Death of the dairy farmer?

By Matt Porter

February 25, 2013 Updated Feb 25, 2013 at 10:00 AM EST

(WBNG Binghamton) Terry Ives has been working on his family's dairy farm for 35 years, it's a farm that's been in the family for 162 years.

But, Ives said keeping the farm going is becoming tougher each year.

"We should have enough income to make improvements all the time," Ives said, "And we've just been falling a little bit farther behind."

Terry Ives is just one of hundreds of small family farmers fading away in the Southern Tier.

In ten years, more than 100 dairy farms have disappeared in Chenango County alone.

Ives says feed costs have doubled or even tripled making up half his expenses.

The problem is that while expenses are doubling or tripling, milk prices have only gone up marginally.

Currently, the price of milk is based on futures on Wall Street. If milk becomes too low, the government does provide a percentage of the loss to farmers.

"Some want to control it with supply," Ives said, "The problem with supply management is it doesn't encourage growth, it doesn't encourage innovation."

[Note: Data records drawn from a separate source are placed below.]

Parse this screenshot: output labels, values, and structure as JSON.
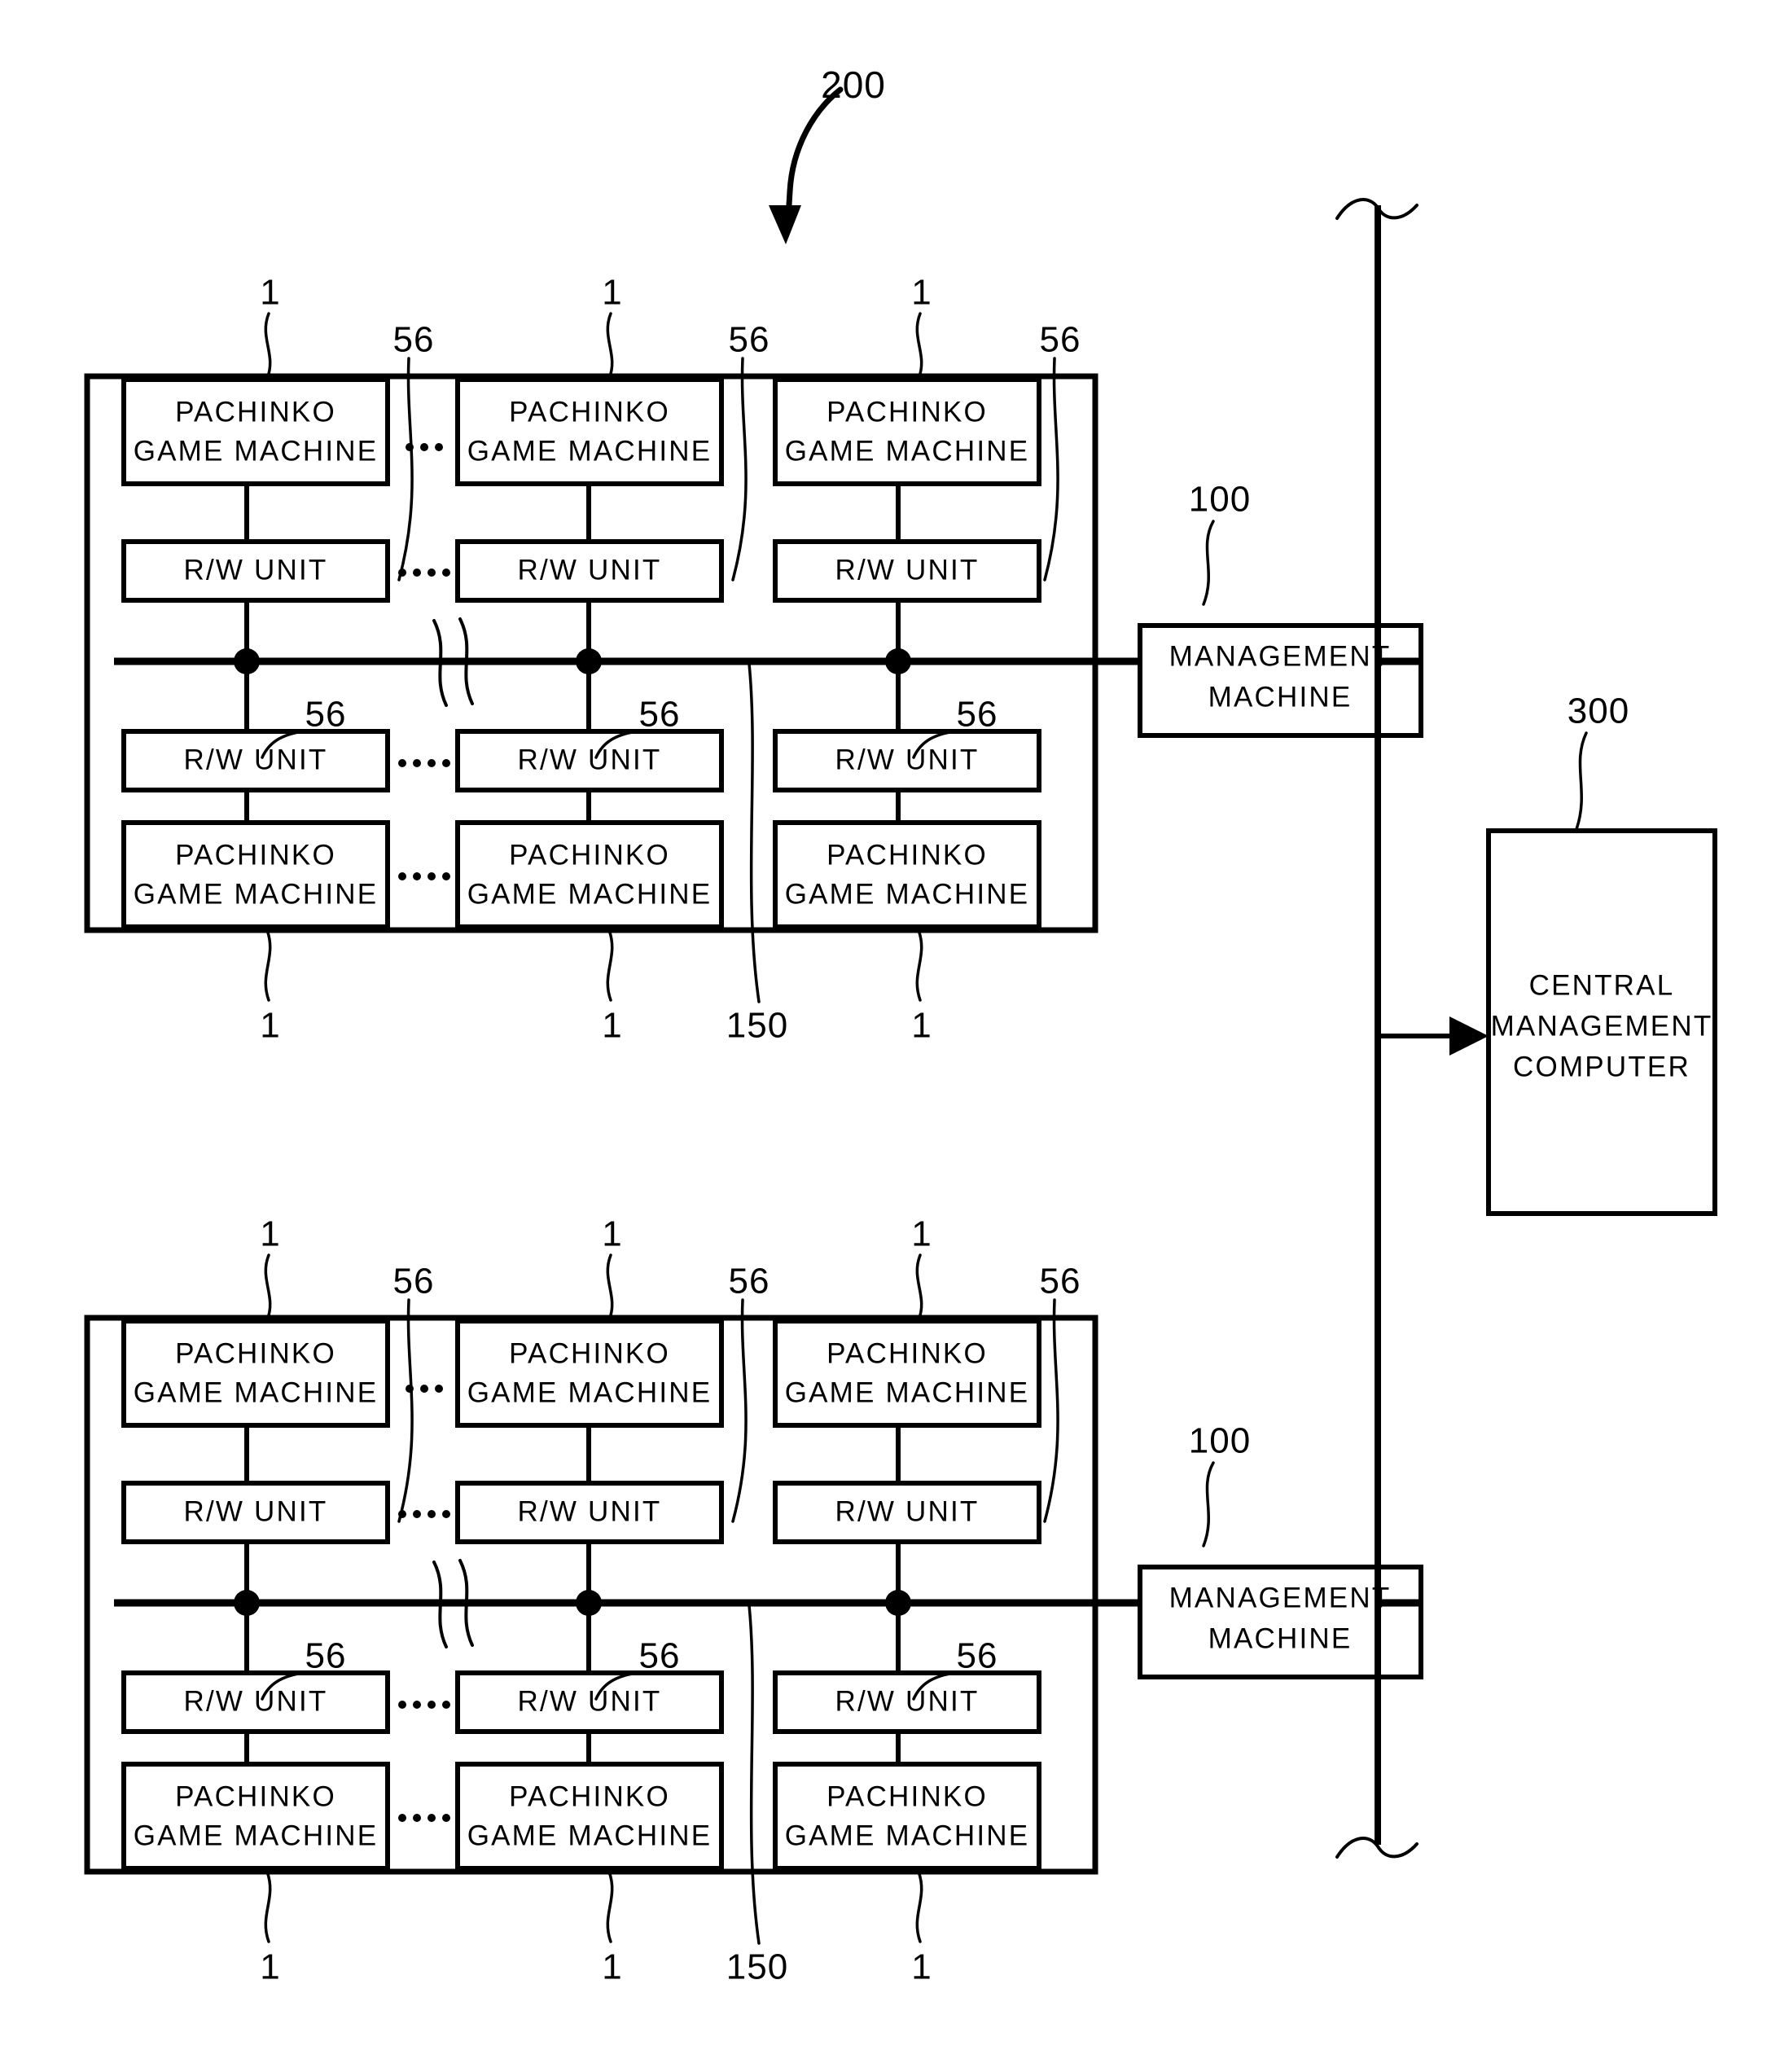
{
  "figure": {
    "title": "Pachinko game machine management system block diagram",
    "system_ref": "200"
  },
  "labels": {
    "pachinko_game_machine": "PACHINKO\nGAME MACHINE",
    "pachinko_line1": "PACHINKO",
    "pachinko_line2": "GAME MACHINE",
    "rw_unit": "R/W UNIT",
    "management_machine_line1": "MANAGEMENT",
    "management_machine_line2": "MACHINE",
    "central_computer_line1": "CENTRAL",
    "central_computer_line2": "MANAGEMENT",
    "central_computer_line3": "COMPUTER"
  },
  "reference_numerals": {
    "system": "200",
    "pachinko_game_machine": "1",
    "rw_unit": "56",
    "management_machine": "100",
    "central_management_computer": "300",
    "bus_line": "150"
  },
  "hall_groups": [
    {
      "id": "upper-hall",
      "management_machine_ref": "100",
      "bus_ref": "150",
      "top_row": [
        {
          "machine_label": "PACHINKO GAME MACHINE",
          "machine_ref": "1",
          "rw_label": "R/W UNIT",
          "rw_ref": "56"
        },
        {
          "machine_label": "PACHINKO GAME MACHINE",
          "machine_ref": "1",
          "rw_label": "R/W UNIT",
          "rw_ref": "56"
        },
        {
          "machine_label": "PACHINKO GAME MACHINE",
          "machine_ref": "1",
          "rw_label": "R/W UNIT",
          "rw_ref": "56"
        }
      ],
      "bottom_row": [
        {
          "rw_label": "R/W UNIT",
          "rw_ref": "56",
          "machine_label": "PACHINKO GAME MACHINE",
          "machine_ref": "1"
        },
        {
          "rw_label": "R/W UNIT",
          "rw_ref": "56",
          "machine_label": "PACHINKO GAME MACHINE",
          "machine_ref": "1"
        },
        {
          "rw_label": "R/W UNIT",
          "rw_ref": "56",
          "machine_label": "PACHINKO GAME MACHINE",
          "machine_ref": "1"
        }
      ]
    },
    {
      "id": "lower-hall",
      "management_machine_ref": "100",
      "bus_ref": "150",
      "top_row": [
        {
          "machine_label": "PACHINKO GAME MACHINE",
          "machine_ref": "1",
          "rw_label": "R/W UNIT",
          "rw_ref": "56"
        },
        {
          "machine_label": "PACHINKO GAME MACHINE",
          "machine_ref": "1",
          "rw_label": "R/W UNIT",
          "rw_ref": "56"
        },
        {
          "machine_label": "PACHINKO GAME MACHINE",
          "machine_ref": "1",
          "rw_label": "R/W UNIT",
          "rw_ref": "56"
        }
      ],
      "bottom_row": [
        {
          "rw_label": "R/W UNIT",
          "rw_ref": "56",
          "machine_label": "PACHINKO GAME MACHINE",
          "machine_ref": "1"
        },
        {
          "rw_label": "R/W UNIT",
          "rw_ref": "56",
          "machine_label": "PACHINKO GAME MACHINE",
          "machine_ref": "1"
        },
        {
          "rw_label": "R/W UNIT",
          "rw_ref": "56",
          "machine_label": "PACHINKO GAME MACHINE",
          "machine_ref": "1"
        }
      ]
    }
  ],
  "central_computer": {
    "label": "CENTRAL MANAGEMENT COMPUTER",
    "ref": "300"
  },
  "colors": {
    "ink": "#000000",
    "paper": "#ffffff"
  }
}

It doesn't encourage Ives to replace his turn of the century equipment, some of which are more than 50 to 70 years old.

All this with Chobani yogurt just miles down the road, a company that's made almost a billion dollars with New York milk.

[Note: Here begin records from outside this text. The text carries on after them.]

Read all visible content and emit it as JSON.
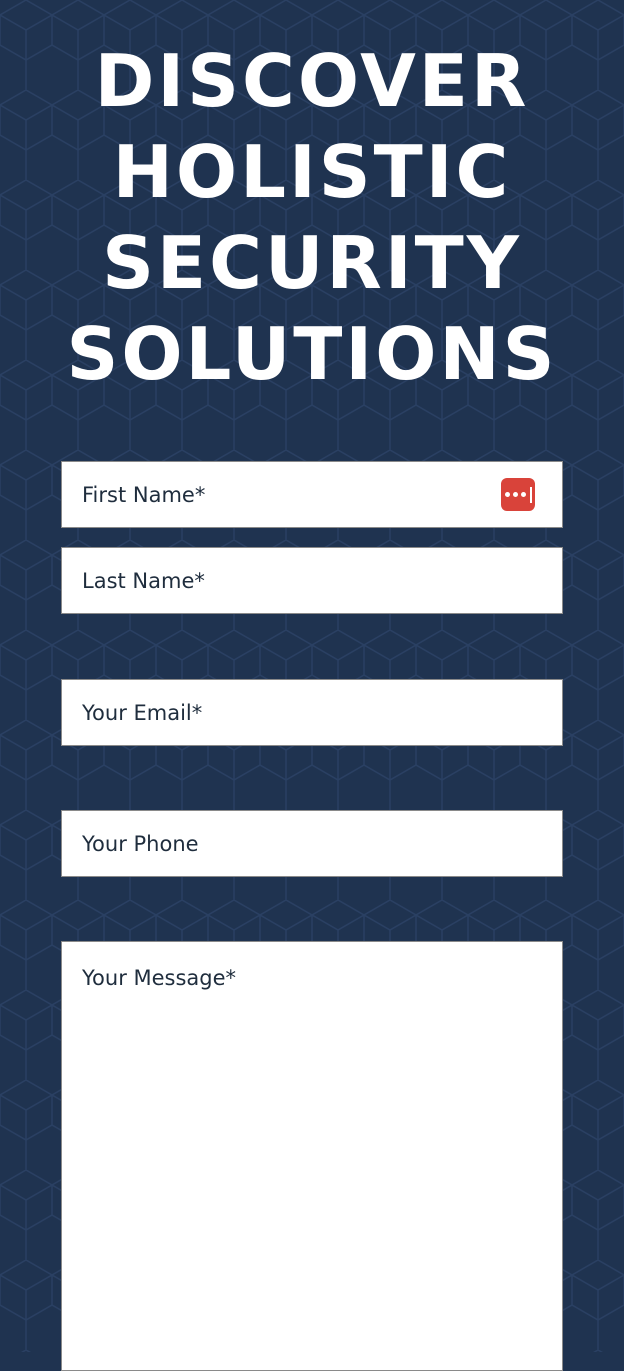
{
  "hero": {
    "title_lines": [
      "DISCOVER",
      "HOLISTIC",
      "SECURITY",
      "SOLUTIONS"
    ]
  },
  "form": {
    "first_name": {
      "placeholder": "First Name*",
      "value": ""
    },
    "last_name": {
      "placeholder": "Last Name*",
      "value": ""
    },
    "email": {
      "placeholder": "Your Email*",
      "value": ""
    },
    "phone": {
      "placeholder": "Your Phone",
      "value": ""
    },
    "message": {
      "placeholder": "Your Message*",
      "value": ""
    }
  },
  "icons": {
    "password_manager": "password-manager-icon"
  },
  "colors": {
    "background": "#1f3350",
    "title_text": "#ffffff",
    "field_background": "#ffffff",
    "field_text": "#1f2d3d",
    "password_manager_icon": "#d9433a"
  }
}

"More yogurt does not mean a better price," Ives said.

Milk prices are based on a mix of four classes.

Drinking milk is class one the most expensive, yogurt is class two.

Since farmers sell their milk as a blend more yogurt trims down the price.

But some farmers have found a silver lining with their new neighbor.

Jim Postma sold his own farm to Chobani.

"We were in Chobani's back yard," Postma said.

Postma declined to say how much he sold his farm for, but the deal allowed him to build a $3.5 million facility in New Berlin.

He added a few dozen cows to his original heard of just under 200, but the farm's real benefit is its technology and space to grow his own feed.

"I've got family that will will much rather come into a facility like this than my old facility," Postma said.

Computers help him find cows that are sick or may need help.

"They tell us when the cow's done, or if it flashes red, the cow hasn't given as much like she has yesterday or this morning," Postma said.

The efficiency has helped him pump almost twice as much milk without doubling his herd..

Still, even with the new technology, Postma said it's still a battle being a family farmer.

"You do a little bit better," he said, "And that keeps you going a little bit longer."

But most farmers can't afford any upgrades, leaving advocate and president of the Chenango County Farm Bureau Bradd Vickers asking why the government doesn't do more.

"We don't hesitate to put money into the banking industry, or the auto industry," Vickers said, "But we aren't putting money into the agricultural industry which is the nation's food supply."

A combined $344.7 million loss in milk production for Otsego, Chenango, and Delaware counties between 1999-2010 has soured Southern Tier dairies, according to USDA statistics.

Vickers said once a farm goes away, it rarely comes back.

"If that farm is sold for something other than agriculture, that's period end of sentence for our food supply," he said.

At the Ives farm, it's tough milking.

Ives said the reason he stays in go beyond the bottom line.

"It's the love of what I do," he said, "I've got a heritage here."

The sixth generation farmer remembers his grandfather's advice.

"Those that have the ability to serve their community," Ives said, "Have an obligation to do so."

But he said many farmers are advising their children against the profession.

"They've encouraged the kids to go to someplace else and get better paying jobs with less hours and more comfort," Ives said.

Without help, his historic farm could be history.

"If nothing changes, we will continue to become obscure," Ives said.